HOW TO COMPLETE THIS TASK. Find the string "咖图Ai" in the entries and copy each line that has it.

TASK INPUT.
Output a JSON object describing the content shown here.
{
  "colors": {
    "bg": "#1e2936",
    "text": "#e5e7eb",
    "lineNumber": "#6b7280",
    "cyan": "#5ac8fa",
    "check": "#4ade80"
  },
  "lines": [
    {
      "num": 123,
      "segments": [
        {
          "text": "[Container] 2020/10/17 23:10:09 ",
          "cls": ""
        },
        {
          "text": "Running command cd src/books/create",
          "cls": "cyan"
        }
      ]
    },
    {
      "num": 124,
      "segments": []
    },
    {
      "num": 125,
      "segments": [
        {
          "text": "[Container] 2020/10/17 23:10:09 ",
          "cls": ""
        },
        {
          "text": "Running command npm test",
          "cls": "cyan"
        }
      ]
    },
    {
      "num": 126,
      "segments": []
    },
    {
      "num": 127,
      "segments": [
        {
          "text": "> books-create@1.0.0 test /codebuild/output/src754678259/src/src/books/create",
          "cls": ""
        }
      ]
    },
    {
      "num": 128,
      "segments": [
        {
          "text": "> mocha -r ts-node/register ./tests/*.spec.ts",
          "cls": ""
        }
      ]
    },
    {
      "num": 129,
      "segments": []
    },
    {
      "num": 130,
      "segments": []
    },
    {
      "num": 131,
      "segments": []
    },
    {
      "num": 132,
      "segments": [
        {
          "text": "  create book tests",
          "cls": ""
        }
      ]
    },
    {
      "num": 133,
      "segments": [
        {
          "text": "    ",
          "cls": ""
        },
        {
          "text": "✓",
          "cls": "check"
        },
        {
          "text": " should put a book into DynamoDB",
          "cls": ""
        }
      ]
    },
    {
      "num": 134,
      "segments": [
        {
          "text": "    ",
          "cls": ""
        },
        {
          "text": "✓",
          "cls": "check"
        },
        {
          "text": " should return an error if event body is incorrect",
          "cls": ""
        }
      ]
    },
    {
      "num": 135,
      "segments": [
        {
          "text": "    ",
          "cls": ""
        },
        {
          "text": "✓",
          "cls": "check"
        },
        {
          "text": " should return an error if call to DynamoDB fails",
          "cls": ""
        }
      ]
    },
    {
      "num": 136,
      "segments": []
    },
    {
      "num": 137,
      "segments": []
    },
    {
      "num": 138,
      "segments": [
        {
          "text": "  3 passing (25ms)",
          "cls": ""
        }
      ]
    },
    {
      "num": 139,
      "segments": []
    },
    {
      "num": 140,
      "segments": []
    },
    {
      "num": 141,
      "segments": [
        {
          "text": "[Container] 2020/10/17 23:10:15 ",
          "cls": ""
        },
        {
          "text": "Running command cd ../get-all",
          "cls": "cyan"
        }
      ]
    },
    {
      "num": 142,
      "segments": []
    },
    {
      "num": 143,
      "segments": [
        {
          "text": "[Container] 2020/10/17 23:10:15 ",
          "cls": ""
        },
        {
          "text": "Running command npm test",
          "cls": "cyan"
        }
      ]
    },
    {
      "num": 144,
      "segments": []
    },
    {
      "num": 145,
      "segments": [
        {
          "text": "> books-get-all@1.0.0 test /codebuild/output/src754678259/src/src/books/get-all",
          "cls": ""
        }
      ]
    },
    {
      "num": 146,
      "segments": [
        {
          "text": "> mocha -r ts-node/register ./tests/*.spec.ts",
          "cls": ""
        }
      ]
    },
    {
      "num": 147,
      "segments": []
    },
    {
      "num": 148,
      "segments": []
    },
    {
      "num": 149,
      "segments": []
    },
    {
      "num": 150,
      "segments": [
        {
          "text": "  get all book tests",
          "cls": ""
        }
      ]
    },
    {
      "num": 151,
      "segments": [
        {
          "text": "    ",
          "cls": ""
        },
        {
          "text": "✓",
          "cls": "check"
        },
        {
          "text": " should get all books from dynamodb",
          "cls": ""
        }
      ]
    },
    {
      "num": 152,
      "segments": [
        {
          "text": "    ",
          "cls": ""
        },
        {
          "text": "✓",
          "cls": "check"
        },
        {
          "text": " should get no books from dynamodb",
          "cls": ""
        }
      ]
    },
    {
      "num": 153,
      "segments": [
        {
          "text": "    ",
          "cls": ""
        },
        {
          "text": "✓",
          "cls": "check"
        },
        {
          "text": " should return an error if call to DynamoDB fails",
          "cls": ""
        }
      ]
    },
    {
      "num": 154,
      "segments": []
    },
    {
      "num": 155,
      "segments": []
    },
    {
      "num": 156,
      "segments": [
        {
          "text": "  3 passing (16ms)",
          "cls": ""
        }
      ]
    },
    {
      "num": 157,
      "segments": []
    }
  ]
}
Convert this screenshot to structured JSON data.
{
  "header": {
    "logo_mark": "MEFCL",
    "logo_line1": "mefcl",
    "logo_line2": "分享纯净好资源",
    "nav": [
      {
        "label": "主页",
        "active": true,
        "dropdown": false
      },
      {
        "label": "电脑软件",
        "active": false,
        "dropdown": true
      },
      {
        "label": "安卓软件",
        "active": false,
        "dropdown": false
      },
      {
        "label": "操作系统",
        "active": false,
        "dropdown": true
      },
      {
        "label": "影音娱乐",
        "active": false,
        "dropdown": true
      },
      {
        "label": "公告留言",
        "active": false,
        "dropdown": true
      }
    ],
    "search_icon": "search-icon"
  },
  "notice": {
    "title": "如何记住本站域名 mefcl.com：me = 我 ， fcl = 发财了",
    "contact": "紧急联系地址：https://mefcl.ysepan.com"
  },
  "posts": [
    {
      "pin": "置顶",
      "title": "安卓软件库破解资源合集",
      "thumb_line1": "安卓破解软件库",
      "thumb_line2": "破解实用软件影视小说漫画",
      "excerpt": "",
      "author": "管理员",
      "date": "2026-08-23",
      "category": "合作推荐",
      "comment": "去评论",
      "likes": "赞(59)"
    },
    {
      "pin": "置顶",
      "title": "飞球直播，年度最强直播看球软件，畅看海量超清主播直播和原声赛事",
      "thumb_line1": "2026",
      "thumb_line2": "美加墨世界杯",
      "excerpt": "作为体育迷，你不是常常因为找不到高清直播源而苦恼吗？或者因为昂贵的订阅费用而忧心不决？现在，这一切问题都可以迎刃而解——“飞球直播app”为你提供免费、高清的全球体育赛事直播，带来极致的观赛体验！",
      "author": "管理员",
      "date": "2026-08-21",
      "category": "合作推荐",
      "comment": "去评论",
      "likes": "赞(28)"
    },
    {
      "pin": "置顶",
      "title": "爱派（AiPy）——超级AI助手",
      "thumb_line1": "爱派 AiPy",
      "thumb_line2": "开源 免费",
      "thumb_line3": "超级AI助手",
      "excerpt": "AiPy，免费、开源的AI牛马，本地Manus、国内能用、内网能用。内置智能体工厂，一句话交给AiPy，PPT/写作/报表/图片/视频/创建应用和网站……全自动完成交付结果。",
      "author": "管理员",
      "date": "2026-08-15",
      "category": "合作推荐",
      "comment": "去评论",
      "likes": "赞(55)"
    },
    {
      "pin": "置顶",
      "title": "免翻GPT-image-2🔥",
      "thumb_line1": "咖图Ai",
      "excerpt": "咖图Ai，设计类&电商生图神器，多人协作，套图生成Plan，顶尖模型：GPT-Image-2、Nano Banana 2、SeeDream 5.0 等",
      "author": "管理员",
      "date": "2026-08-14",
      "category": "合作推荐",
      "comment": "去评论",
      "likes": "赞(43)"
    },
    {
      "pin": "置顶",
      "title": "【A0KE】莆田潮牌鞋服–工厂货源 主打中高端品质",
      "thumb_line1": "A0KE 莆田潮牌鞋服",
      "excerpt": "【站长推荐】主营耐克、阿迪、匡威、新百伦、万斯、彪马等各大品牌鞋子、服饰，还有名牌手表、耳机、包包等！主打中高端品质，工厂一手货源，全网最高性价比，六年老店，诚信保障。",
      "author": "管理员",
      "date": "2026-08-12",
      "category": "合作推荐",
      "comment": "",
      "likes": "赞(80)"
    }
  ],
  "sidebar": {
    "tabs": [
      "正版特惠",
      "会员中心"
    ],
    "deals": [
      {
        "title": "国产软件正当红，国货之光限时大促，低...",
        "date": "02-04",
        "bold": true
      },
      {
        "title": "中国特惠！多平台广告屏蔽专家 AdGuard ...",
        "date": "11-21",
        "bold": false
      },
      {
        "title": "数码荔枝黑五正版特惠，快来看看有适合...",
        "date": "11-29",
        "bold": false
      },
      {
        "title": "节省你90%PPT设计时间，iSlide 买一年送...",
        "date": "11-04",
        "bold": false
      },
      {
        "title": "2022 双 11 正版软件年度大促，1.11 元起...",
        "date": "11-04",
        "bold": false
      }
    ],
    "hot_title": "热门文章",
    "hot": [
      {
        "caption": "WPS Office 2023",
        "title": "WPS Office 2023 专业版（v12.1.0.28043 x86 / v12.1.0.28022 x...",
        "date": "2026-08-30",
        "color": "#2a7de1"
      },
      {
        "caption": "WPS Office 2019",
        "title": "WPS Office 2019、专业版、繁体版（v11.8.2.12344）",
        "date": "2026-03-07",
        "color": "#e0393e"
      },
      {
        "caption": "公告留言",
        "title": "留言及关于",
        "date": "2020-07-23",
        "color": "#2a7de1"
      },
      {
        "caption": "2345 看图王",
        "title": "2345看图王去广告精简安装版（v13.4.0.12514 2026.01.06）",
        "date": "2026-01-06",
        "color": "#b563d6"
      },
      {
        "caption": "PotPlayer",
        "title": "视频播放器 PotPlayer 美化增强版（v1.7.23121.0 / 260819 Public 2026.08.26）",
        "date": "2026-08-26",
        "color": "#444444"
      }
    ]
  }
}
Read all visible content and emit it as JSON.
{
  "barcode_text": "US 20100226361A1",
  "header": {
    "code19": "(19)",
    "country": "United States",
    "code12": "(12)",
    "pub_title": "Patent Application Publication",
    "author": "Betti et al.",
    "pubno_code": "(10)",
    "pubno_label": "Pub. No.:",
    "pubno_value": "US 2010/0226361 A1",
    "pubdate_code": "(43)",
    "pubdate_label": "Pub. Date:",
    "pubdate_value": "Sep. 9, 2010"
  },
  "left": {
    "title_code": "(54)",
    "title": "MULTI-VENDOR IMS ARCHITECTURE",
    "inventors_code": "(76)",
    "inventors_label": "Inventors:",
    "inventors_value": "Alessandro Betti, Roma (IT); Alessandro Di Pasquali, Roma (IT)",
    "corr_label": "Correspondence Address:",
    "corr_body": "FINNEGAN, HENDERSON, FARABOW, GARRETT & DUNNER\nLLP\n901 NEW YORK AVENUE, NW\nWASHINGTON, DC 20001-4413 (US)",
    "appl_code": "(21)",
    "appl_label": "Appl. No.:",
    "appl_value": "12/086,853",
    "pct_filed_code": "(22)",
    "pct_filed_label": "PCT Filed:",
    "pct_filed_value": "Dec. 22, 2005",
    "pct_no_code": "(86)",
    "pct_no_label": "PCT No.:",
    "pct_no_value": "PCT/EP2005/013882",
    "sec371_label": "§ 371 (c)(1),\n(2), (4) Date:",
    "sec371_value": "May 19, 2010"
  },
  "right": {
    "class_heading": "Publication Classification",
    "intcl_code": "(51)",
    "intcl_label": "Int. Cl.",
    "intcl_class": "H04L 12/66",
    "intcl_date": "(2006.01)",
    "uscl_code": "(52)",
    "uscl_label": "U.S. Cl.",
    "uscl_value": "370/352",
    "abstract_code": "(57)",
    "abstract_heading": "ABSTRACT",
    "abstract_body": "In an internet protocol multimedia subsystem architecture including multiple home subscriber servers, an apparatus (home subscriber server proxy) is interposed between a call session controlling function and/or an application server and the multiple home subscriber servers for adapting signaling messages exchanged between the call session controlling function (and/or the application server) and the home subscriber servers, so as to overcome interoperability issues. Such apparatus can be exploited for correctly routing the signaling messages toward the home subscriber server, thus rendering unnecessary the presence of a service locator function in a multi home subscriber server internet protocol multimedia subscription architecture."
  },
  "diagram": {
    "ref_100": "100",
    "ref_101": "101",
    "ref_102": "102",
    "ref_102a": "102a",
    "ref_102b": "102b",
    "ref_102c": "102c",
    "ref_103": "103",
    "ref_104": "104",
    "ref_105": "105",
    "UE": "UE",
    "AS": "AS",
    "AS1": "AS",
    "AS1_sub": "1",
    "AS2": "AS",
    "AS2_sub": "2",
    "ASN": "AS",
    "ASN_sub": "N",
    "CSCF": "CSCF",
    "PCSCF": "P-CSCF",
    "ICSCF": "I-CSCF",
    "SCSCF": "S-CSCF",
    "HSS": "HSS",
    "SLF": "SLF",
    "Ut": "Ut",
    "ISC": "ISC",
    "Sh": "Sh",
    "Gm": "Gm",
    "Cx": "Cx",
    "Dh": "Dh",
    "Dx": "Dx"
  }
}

TASK RESULT.
      "thumb_line1": "咖图Ai",
      "excerpt": "咖图Ai，设计类&电商生图神器，多人协作，套图生成Plan，顶尖模型：GPT-Image-2、Nano Banana 2、SeeDream 5.0 等",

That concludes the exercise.